Wednesday, December 14, 2011

Using Video in a Classroom or for Online Learning

Video during your face-to-face or hybrid class can be very useful but the old method of showing a whole video for content purposes is dead (or should be). Sitting kids down with a worksheet and showing them a video has no place in the 21st century classroom. It’s time to innovate!

  • Use a video clip as an example and then have students create their own. The process of brainstorming, planning content, scripting, casting parts, etc is multidisciplinary and will cement content you’re teaching. Instead of having your students watch videos, have them create different videos and piece them together or present them all as different parts of a whole unit of study.

  • Have students watch a streamed video clip as part of stations. Create a scavenger hunt as a lesson and set up video, documents, games and other activities. As kids visit each station, they are looking for pieces of content and practicing relevant skills. This will also free up your time to work individually with students or in small groups.

  • Have students create a set of questions about a video. Compile the best questions as a formative assessment for students the during the next class period. Kids will think at a higher level about the content in the video and will make it easy for you to see what they got out of it. This is a step closer to student-centered learning.

  • Most online media providers allow students to have accounts. Kids in your classes can use video for research. Of course, the same rules apply for video as with any other resource. They need to cite the source and check their information with other sources for confirmation. While making a point during a speech or with all things persuasive, students can use video to have in impact on their audience just as we do for teaching and learning.
Video in an online class can be important for hitting multiple learning styles and to help students needing to see content in different ways.

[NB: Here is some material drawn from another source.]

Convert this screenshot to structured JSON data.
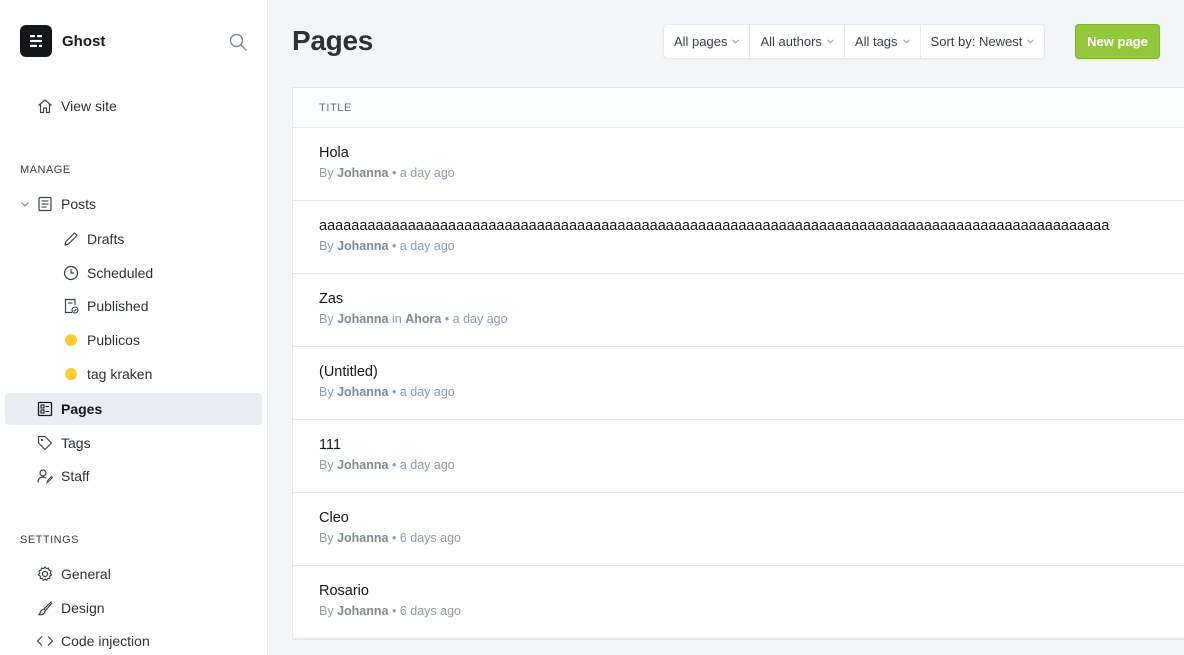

  • If you simply jump into a discussion about a longer video in a forum and the content of the video is in no way controversial it’s not likely to lead to any interesting discussion. Instead, have students process streamed content in different ways.

  • They can search your online media provider or YouTube for a follow-up video. Have them tell you what vocabulary from the original video they used in their search. This will help you check their understanding of the content. Create a list of “response videos” as they have on YouTube.

  • If you’re determined to have students discuss the video, put them in small groups. They can discuss the clip or video there but be required to post one collaborative response back to the whole group.

  • Have students team up and create short quizzes using Google Forms or SurveyMonkey based on the content of the video. This will show you how much they remember about the content, forces students to think at a higher level and serves as a formative assessment.